-Speaking of the former senator, Mark Halperin did an epic takedown of the Republicans in a piece this past week for Bloomberg where he highlights that Republicans are stuck in an echo chamber on Hillary Clinton.  This is something, I think, we all are stuck in, quite frankly.  I talk with Democrats who are petrified of Clinton being the nominee because they don't think enough people like her, and yet every Democrat (and some lay people as well) seem to be willing to cast their votes for her, albeit with great fervor or a pinched nose (at the end of the day, though, they count the same).  Halperin correctly points out that Clinton's team is better at debates, and has a party that is much less likely to demand things of their nominee that could be deemed general election poison (it seems impossible, for example, for next year's RNC to not have speeches about Benghazi and email servers, which will not play well outside of a primary considering public polling on the matters).  It's also worth noting that, using the past four elections as a guide, the Democrats have more electoral college votes that seem likely to be in their corner than the Republicans (the Democrats don't need states like Florida and Ohio, for example, but the Republicans can't afford to lose them).  All-in-all, Clinton has an upperhand if you throw away the fact that historically she should have a tougher race.

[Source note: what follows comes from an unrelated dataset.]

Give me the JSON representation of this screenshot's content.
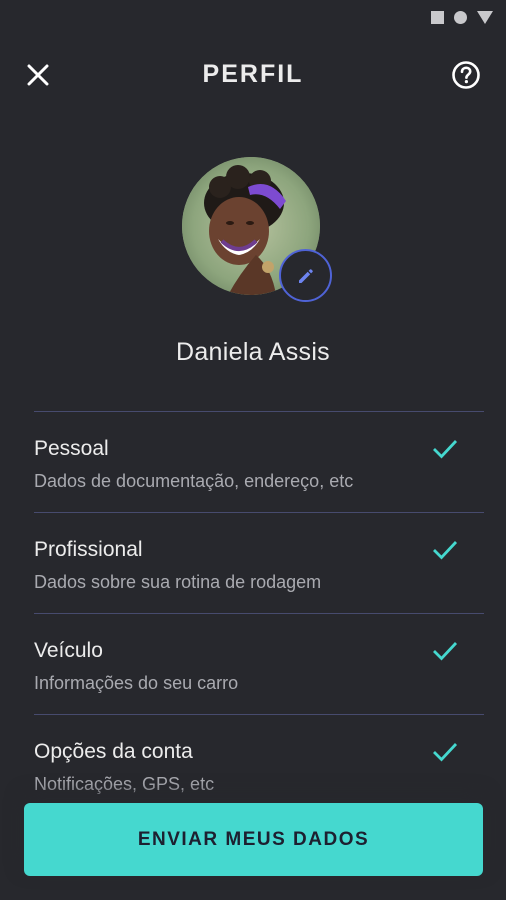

-And we'll finish out the political portion of this link roundup with an excellent profile of Al Gore and his look at An Inconvenient Truth ten years later from Politico.  The article is interesting not just because of a few choice little anecdotes in the write-up (how is it possible that Al Gore has never met Jeb Bush considering they've both been on the national stage for decades and considering Al Gore is very well-acquainted with his brother).  While he didn't endorse his former rival for the President's attention (Hillary Clinton and Al Gore are hardly good friends), he did point out the Democrats have his support more than the Republicans in 2016.  It's an interesting read, particularly for those who were inspired by his powerpoint ten years ago, so check it out.

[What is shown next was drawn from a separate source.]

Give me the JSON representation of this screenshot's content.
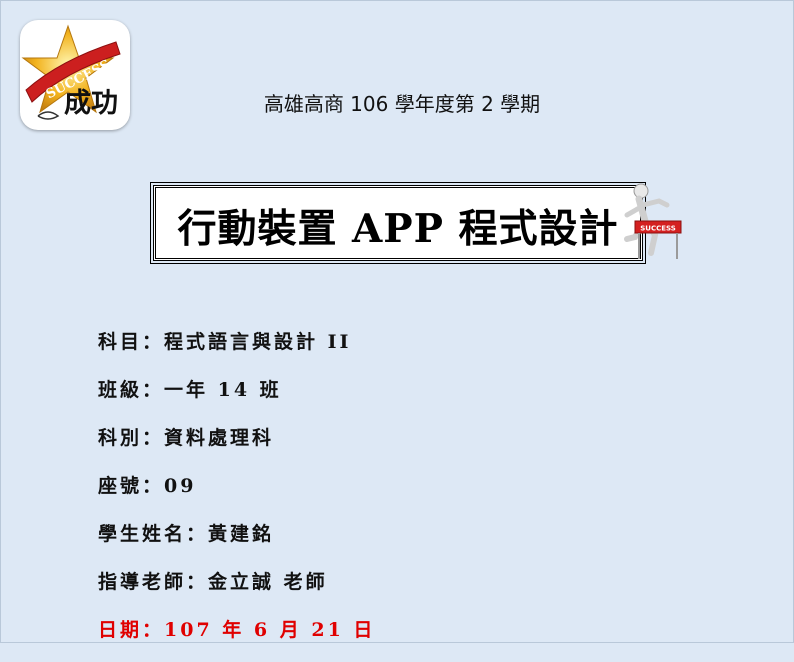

Shameless Self-Promotion of the Week..

YouTube Video of the Week...

-I feel a little guilty every year that I don't really celebrate Halloween, particularly since I feel like I'm abandoning the quintessential gay holiday, so in deference to that, I shall put perhaps the gayest moment in all Halloween movies below.  Check it out, and I dare you to not want to change your costume to match Bette's:

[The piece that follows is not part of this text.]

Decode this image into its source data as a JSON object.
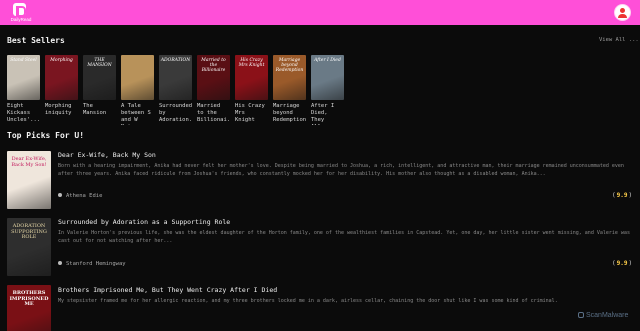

Just One More...

-If there's a name you need to memorize immediately before next summer's Olympic Games, it's Simone Biles, who became the first gymnast ever to win three consecutive world championships this past week, besting Olympic champion Gabby Douglas (who became the first Olympic champion to make a medals stand since 1981 at the world championships).  At this rate, it seems Team USA will be the ones to beat come next Summer, and expect a lot of NBC promos touting a rivalry between Biles and reigning Olympic champ Douglas, who is looking to become the first woman since Nadia Comaneci to medal in two consecutive All-Arounds, and potentially the first since Vera Caslavska to win the title back-to-back.

No comments: